Treatment for addiction, depression and post-traumatic stress are among the targets of research into psilocybin, the psychoactive ingredient found in so-called “magic” mushrooms. Learn how the Madison-based Usona Institute is a part of a worldwide research trend by attending the 10 a.m., August 24 webinar hosted by the Wisconsin Technology Council.
The webinar is the latest in the Tech Council Innovation Network’s continuing webinar series, “Crossing the Coronavirus Chasm.” Tech Council Innovation Network and Investor Networks members may register at no charge; the price for non-members is $20 for general admission and $10 for students and returning veterans.
Counter-culture excesses of the 1960s led to psychedelic therapy research being outlawed in the United States for decades, but respected medical institutions such as Johns Hopkins University, New York University, the University of California-Los Angeles and London’s Imperial College have all conducted clinical trials of late for therapies derived from psilocybin.
The Usona Institute was founded in 2014 by Bill Linton, chief executive officer and founder of Fitchburg-based Promega, to study the therapeutic effects of psilocybin. In 2019, Usona Institute received breakthrough therapy designation from the U.S. Food and Drug Administration.

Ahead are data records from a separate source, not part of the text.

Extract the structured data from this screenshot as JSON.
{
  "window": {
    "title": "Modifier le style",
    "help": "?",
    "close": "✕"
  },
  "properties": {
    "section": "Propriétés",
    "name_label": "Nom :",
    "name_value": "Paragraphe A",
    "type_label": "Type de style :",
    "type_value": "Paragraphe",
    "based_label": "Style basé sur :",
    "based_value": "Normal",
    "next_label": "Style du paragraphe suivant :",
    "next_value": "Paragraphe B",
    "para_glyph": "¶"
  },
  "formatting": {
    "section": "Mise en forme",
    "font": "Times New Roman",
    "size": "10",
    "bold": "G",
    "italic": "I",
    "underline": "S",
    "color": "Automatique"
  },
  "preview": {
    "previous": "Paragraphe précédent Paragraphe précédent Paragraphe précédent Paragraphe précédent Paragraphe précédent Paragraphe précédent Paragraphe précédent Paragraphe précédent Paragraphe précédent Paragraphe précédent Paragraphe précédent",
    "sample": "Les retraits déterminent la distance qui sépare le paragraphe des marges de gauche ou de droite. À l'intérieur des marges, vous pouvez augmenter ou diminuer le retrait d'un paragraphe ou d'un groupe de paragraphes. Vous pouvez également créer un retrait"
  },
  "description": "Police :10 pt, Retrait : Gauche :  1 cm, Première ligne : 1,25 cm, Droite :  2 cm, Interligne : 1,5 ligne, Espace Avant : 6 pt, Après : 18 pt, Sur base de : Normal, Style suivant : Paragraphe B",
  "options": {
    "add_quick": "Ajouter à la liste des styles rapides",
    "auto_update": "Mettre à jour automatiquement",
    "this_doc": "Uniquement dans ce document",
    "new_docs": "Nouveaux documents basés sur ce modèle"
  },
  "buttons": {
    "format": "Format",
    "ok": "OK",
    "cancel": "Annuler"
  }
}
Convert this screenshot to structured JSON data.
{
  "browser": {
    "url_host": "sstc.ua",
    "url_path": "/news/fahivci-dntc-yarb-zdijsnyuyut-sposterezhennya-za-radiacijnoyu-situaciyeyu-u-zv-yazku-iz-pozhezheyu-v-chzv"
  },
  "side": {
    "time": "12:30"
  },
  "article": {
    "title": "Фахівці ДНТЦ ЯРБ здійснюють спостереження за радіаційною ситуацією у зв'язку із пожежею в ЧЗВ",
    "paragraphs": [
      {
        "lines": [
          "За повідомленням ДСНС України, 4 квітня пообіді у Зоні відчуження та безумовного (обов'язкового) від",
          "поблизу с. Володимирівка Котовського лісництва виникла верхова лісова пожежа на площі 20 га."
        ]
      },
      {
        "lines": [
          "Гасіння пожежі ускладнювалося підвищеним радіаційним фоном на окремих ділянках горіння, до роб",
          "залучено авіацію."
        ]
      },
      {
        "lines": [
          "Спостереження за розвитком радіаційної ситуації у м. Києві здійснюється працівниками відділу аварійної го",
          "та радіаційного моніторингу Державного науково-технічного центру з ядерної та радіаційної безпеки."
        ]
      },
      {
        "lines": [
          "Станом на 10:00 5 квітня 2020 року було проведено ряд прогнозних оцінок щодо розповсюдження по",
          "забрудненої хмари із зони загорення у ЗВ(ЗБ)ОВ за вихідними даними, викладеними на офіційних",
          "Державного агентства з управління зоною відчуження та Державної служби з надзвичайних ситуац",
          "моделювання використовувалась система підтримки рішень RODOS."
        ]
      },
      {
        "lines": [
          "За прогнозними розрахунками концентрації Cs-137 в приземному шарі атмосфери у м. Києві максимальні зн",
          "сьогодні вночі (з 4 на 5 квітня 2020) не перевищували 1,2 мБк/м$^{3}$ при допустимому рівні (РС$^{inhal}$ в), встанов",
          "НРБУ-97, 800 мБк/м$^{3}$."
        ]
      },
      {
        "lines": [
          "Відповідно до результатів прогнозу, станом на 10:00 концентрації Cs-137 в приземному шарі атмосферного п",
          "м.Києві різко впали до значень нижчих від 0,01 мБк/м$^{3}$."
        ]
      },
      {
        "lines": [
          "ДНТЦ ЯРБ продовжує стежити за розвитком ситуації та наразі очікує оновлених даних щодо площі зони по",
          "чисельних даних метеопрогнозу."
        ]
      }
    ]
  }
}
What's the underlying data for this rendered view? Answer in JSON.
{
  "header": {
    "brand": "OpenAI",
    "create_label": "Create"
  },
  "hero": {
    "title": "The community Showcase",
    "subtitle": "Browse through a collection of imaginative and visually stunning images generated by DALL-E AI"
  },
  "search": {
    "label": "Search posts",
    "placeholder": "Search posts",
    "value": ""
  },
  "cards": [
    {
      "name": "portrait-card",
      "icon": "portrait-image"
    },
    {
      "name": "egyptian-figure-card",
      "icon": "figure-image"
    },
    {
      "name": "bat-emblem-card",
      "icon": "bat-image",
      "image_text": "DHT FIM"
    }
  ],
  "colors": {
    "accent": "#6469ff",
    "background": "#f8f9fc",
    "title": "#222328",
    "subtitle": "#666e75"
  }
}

Providing an overview of Usona’s work will be Tura Patterson, senior director of strategic partnerships, and Dr. Chuck Raison, Usona’s director of clinical and translational research and a UW-Madison psychiatrist.
“We’ll hear how derivatives of psilocybin, combined with psychotherapy, are producing clinical results that have already prompted a surge of investments and may soon lead to FDA-approved therapies,” said Tom Still, president of the Wisconsin Technology Council.